Eliyahu Federman, Juris Doctor
Executive Articles Editor, NYC Law Review 2009 – 2010
Dear Crown Heights Jewish Community Counsel, Beth Din and fellow members of the community:
I write this public letter to continue the needed debate about the issuing of the edict from the Beth Din on Chof Daled Kislev (December 1) 2010 prohibiting members of the community from filing grievances against the police or even writing about or speaking to the media about allegations of police wrongdoing, without the Crown Heights Jewish Community Council’s (CHJCC) approval.
After my first letter was published, I received an outpouring of support from my fellow Crown Heights Community members. I also received some critical comments suggesting that I have no right to issue public letters because “it could cause trouble.”
The CHJCC reached out to me to discuss my letter and concerns. I asked Rabbi Eli Cohen, Executive Director of the CHJCC, why the Rabbis issued the gag order. I was surprised to hear that the order was issued largely as a response to police pressure and feedback regarding a WABC Channel 7 story related to baseless summonses issued to members of our community and negative comments posted online by community members about the police, not Jewish law or real concerns of the Rabbis. In fact, the edict does not even cite Jewish law and I’m told has no basis in Jewish law.
Rabbi Cohen addressed an e-mail to me, in his individual capacity, where he stated that negative online blog comments about the police “is hurting our ability to work with the department; undermining police morale, and making it harder for Simonetti to persuade his beat cops to …[be]… sensible when interacting with our community on matters like traffic stops (especially before Shabbos), double parking, minor criminal violations (like riding on sidewalks or drinking in public), and the like.” Further, Rabbi Cohen stated that the edict was a message to the community that they should “not go to channel 7 — as one young fellow did recently – and say that the police are mistreating us.” (email dated Dec. 11, 2010). In person Rabbi Cohen made it clear that the edict was issued largely because of police concerns regarding critical comments made by community members against the police.
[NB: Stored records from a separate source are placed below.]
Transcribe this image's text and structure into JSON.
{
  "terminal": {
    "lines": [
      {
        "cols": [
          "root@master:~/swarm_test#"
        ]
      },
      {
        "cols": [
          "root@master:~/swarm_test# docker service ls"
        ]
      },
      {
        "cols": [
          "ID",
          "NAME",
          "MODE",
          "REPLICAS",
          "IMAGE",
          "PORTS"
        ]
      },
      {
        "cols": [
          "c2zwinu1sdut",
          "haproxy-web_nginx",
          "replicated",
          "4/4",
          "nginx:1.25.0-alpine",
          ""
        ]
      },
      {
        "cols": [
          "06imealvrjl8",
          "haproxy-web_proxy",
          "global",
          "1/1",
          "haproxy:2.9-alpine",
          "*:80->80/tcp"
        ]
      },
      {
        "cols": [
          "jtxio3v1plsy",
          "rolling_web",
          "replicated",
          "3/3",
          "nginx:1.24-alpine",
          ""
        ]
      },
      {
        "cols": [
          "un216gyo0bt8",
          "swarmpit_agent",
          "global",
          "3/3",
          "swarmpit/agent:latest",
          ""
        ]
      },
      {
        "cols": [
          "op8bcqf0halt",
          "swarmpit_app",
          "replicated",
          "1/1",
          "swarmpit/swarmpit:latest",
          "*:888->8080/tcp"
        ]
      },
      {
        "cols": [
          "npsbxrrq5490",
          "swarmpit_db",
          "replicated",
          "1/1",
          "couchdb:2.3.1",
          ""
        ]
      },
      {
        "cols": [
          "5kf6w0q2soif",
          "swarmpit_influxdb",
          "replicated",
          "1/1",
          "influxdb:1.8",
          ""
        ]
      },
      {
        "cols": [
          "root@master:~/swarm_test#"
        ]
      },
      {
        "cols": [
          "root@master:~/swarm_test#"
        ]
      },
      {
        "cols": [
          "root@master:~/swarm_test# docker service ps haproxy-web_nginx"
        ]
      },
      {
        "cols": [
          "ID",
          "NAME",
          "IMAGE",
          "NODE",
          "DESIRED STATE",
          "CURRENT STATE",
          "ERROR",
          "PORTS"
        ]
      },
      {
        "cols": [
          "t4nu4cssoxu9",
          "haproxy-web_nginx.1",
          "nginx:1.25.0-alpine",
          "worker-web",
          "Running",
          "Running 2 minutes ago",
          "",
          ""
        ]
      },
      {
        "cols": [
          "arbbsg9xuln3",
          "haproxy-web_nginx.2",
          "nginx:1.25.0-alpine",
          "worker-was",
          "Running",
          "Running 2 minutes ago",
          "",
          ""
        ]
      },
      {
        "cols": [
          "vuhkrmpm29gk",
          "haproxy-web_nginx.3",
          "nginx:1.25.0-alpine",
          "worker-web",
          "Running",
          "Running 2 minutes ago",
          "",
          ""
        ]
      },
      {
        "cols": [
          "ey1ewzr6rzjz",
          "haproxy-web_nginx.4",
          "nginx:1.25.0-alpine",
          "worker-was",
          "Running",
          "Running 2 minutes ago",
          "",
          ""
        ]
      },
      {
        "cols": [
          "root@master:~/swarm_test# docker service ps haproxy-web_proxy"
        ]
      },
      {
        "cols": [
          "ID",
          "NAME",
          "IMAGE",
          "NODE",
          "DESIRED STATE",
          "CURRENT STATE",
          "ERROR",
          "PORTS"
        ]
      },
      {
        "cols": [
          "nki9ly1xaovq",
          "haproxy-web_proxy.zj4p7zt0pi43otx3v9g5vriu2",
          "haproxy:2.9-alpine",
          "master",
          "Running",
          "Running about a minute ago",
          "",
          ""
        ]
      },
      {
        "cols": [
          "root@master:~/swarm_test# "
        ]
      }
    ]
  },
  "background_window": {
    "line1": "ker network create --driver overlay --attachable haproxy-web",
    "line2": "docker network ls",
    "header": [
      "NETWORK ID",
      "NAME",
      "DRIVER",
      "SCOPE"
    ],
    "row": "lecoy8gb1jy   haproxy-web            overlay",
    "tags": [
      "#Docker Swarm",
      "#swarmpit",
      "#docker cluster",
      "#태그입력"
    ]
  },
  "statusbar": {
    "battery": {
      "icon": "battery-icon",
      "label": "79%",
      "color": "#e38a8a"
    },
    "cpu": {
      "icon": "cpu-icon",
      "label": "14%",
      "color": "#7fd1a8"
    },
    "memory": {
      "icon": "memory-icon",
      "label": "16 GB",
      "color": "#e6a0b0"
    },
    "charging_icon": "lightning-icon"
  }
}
It is deeply disconcerting that the CHJCC and Beth Din would cave in to inappropriate police pressure, but what is more disconcerting is the fact that the police would attempt to pressure the CHJCC to quell the voices of potential victims in our community. The police should not be pressuring community leaders into silencing their constituents and more important community leaders should not acquiesce to police department directives when those directives would interfere with the rights of members of our community.
This proclamation, how and why it was issued, needs to be further discussed since it strikes at the essence of who we are as a community.
Let me know what you think.